- **WHAT TO WORK ON**
Go through the material below and copy each line exactly.

%%

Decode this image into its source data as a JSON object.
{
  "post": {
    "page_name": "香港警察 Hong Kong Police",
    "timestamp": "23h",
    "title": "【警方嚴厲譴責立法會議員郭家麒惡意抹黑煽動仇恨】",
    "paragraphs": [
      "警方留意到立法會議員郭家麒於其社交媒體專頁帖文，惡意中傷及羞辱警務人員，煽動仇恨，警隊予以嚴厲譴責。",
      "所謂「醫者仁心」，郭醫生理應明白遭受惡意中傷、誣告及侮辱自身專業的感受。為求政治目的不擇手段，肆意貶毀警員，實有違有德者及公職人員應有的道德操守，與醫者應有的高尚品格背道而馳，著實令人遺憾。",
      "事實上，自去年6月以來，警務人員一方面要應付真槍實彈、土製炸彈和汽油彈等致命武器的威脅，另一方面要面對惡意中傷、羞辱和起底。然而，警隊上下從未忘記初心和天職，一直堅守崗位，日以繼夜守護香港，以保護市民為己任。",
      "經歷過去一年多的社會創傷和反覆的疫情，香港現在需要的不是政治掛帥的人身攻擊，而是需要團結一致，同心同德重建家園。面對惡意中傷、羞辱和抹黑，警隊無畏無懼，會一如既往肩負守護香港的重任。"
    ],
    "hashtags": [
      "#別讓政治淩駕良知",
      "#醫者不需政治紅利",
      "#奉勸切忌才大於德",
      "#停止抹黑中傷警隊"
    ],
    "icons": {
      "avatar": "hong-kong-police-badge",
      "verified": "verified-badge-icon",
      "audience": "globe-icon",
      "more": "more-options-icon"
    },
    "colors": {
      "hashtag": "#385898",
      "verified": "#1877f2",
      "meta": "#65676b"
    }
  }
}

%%

- **THE COMPLETED TASK**
Decode this image into its source data as a JSON object.
{
  "post": {
    "page_name": "香港警察 Hong Kong Police",
    "timestamp": "23h",
    "title": "【警方嚴厲譴責立法會議員郭家麒惡意抹黑煽動仇恨】",
    "paragraphs": [
      "警方留意到立法會議員郭家麒於其社交媒體專頁帖文，惡意中傷及羞辱警務人員，煽動仇恨，警隊予以嚴厲譴責。",
      "所謂「醫者仁心」，郭醫生理應明白遭受惡意中傷、誣告及侮辱自身專業的感受。為求政治目的不擇手段，肆意貶毀警員，實有違有德者及公職人員應有的道德操守，與醫者應有的高尚品格背道而馳，著實令人遺憾。",
      "事實上，自去年6月以來，警務人員一方面要應付真槍實彈、土製炸彈和汽油彈等致命武器的威脅，另一方面要面對惡意中傷、羞辱和起底。然而，警隊上下從未忘記初心和天職，一直堅守崗位，日以繼夜守護香港，以保護市民為己任。",
      "經歷過去一年多的社會創傷和反覆的疫情，香港現在需要的不是政治掛帥的人身攻擊，而是需要團結一致，同心同德重建家園。面對惡意中傷、羞辱和抹黑，警隊無畏無懼，會一如既往肩負守護香港的重任。"
    ],
    "hashtags": [
      "#別讓政治淩駕良知",
      "#醫者不需政治紅利",
      "#奉勸切忌才大於德",
      "#停止抹黑中傷警隊"
    ],
    "icons": {
      "avatar": "hong-kong-police-badge",
      "verified": "verified-badge-icon",
      "audience": "globe-icon",
      "more": "more-options-icon"
    },
    "colors": {
      "hashtag": "#385898",
      "verified": "#1877f2",
      "meta": "#65676b"
    }
  }
}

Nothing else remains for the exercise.